Filter on the word "corp": copy each matching line from the listing below.

* _INPUT RECORDS_:
+++++
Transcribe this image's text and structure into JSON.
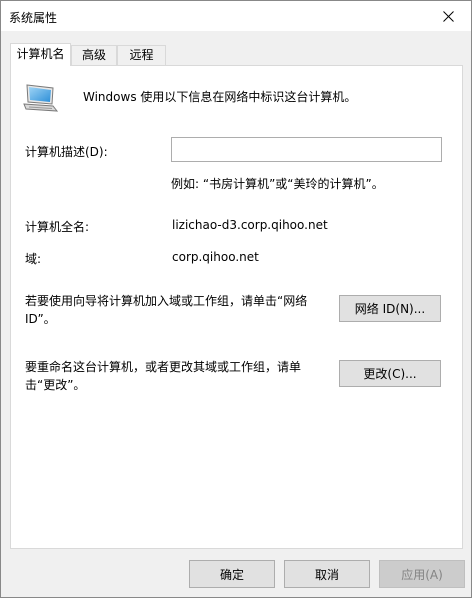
{
  "window": {
    "title": "系统属性"
  },
  "tabs": [
    {
      "label": "计算机名",
      "active": true
    },
    {
      "label": "高级",
      "active": false
    },
    {
      "label": "远程",
      "active": false
    }
  ],
  "computer_name_tab": {
    "intro": "Windows 使用以下信息在网络中标识这台计算机。",
    "description_label": "计算机描述(D):",
    "description_value": "",
    "description_placeholder": "",
    "example": "例如: “书房计算机”或“美玲的计算机”。",
    "full_name_label": "计算机全名:",
    "full_name_value": "lizichao-d3.corp.qihoo.net",
    "domain_label": "域:",
    "domain_value": "corp.qihoo.net",
    "network_text": "若要使用向导将计算机加入域或工作组，请单击“网络 ID”。",
    "network_button": "网络 ID(N)...",
    "change_text": "要重命名这台计算机，或者更改其域或工作组，请单击“更改”。",
    "change_button": "更改(C)..."
  },
  "footer": {
    "ok_label": "确定",
    "cancel_label": "取消",
    "apply_label": "应用(A)"
  },
  "icons": {
    "close": "close-icon",
    "computer": "computer-icon"
  },
  "colors": {
    "focus_border": "#0078d7",
    "button_bg": "#e1e1e1",
    "panel_bg": "#ffffff",
    "window_bg": "#f0f0f0"
  }
}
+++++
* _SOLUTION FOR THIS PROBLEM_:
    "full_name_value": "lizichao-d3.corp.qihoo.net",
    "domain_value": "corp.qihoo.net",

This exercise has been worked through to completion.